One such woman is Denise Siwatula, a young human rights attorney in Goma who works with Synergie, a coalition of organizations providing services to survivors of sexual violence. The Enough Project's Raise Hope for Congo campaign has profiled Denise in its new video series, "I Am Congo," that highlights voices from individuals who live amid the ongoing conflict in eastern Congo, a place that has been called 'the rape capital' of the world.
Congo has experienced some of the highest levels of sexual violence in the world and the eastern parts are most affected. Rape is frequently used as a weapon of war. In 2010, I travelled to North Kivu in eastern Congo where Denise works, a province which has been ravaged by conflict and widespread sexual violence. A 70-year old woman who shared her story told me how she had tried—in vain—to convince the rapists to leave her alone, pointing out to the perpetrators that they could be her own grand-children. Women are not considered to have much value in a society where sexual violence is the norm and justice for perpetrators is the exception. A young woman explained to me that in eastern Congo, "A dead rat is worth more than the body of a woman."

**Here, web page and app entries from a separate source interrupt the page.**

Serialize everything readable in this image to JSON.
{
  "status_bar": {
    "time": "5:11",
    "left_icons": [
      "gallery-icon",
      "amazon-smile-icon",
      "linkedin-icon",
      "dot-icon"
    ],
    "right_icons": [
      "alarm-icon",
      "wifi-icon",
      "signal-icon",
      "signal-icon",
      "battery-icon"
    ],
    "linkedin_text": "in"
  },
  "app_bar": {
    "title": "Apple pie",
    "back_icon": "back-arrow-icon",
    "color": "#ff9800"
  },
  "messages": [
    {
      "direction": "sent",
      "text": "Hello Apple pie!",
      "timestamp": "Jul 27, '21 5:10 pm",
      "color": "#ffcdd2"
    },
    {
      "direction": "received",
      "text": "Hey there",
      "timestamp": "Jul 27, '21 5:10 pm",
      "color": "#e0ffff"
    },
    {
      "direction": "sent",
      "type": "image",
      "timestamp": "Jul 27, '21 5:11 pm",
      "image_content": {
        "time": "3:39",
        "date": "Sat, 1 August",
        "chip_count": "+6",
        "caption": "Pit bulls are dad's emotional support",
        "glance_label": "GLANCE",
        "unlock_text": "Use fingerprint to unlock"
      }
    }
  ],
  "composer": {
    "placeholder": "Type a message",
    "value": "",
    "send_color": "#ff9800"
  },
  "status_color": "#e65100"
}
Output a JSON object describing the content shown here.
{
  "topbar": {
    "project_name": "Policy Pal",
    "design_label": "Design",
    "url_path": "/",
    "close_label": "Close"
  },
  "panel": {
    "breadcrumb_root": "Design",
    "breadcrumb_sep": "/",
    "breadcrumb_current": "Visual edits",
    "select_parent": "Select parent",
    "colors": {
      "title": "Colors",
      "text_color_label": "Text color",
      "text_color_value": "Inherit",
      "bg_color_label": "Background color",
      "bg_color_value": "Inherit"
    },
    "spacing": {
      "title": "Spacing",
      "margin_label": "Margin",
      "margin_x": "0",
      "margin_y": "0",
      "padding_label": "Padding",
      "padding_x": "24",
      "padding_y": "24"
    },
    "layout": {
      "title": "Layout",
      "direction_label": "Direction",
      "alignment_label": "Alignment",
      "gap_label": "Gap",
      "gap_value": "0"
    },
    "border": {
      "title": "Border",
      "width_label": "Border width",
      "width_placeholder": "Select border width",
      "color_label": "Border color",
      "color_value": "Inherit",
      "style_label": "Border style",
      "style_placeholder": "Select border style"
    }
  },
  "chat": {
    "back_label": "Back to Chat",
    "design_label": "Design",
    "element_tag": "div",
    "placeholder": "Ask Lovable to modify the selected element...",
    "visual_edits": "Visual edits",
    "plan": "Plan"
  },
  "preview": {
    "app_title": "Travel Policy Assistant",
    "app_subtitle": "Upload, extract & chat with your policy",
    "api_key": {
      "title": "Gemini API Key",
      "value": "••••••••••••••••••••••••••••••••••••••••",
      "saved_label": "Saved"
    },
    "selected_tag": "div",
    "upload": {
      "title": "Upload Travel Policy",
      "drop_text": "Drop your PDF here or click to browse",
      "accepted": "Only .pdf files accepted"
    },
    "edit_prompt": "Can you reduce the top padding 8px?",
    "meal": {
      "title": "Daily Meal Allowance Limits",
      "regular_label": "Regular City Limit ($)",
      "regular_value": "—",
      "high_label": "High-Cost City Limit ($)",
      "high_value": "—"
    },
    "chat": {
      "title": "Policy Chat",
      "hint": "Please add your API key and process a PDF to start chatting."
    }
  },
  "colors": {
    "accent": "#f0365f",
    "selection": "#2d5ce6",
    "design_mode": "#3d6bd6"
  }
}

Impunity reigns in the region as most perpetrators of sexual violence acts continue to walk unpunished without any repercussions for their crimes. The absence of justice has long-lasting effects on the whole society and is an impediment to restoring peace and security in the region.
However, the initial steps toward holding perpetrators accountable are encouraging. In less than a year, more than 250 trials of elements of national security forces were held with the assistance of the United Nations. In February 2011, a military court in Baraka handed down a landmark verdict that found Lt. Col. Kibibi Mutware guilty of crimes against humanity including rape. This shows that accountability for sexual violence in Congo is possible.
And that is the dream of Denise. She was one of a handful of women who graduated from her law school class of more than 100 students and has since then devoted her career to bringing justice to victims of sexual violence. Denise embodies another kind of Congolese woman than the one usually portrayed in media: She is strong and determined to continue the fight for justice. Despite the various challenges she faces on a daily basis -- the financial burden on women to maneuver the legal system, the lack of support from authorities, the emotional toll her clients face recounting their story time and again, and the bribery that has become commonplace in Congo's justice system -- she is challenging the status quo with the belief that a better justice system can exist and perpetrators must be held accountable.
Last year, Denise won seven convictions out of the 26 rape cases she tried. However, she continues to fight against the rampant sexual violence in Congo and is an embodiment of the fortitude and resilience of women challenging the assumption of what it's like to live in what has repeatedly been called the rape capital of the world.
Margot Wallström is the U.N.'s Special Representative of the Secretary-General on Sexual Violence in Conflict, former Vice President of the European Commission and Chair of the Council of Women World Leaders' Ministerial Initiative.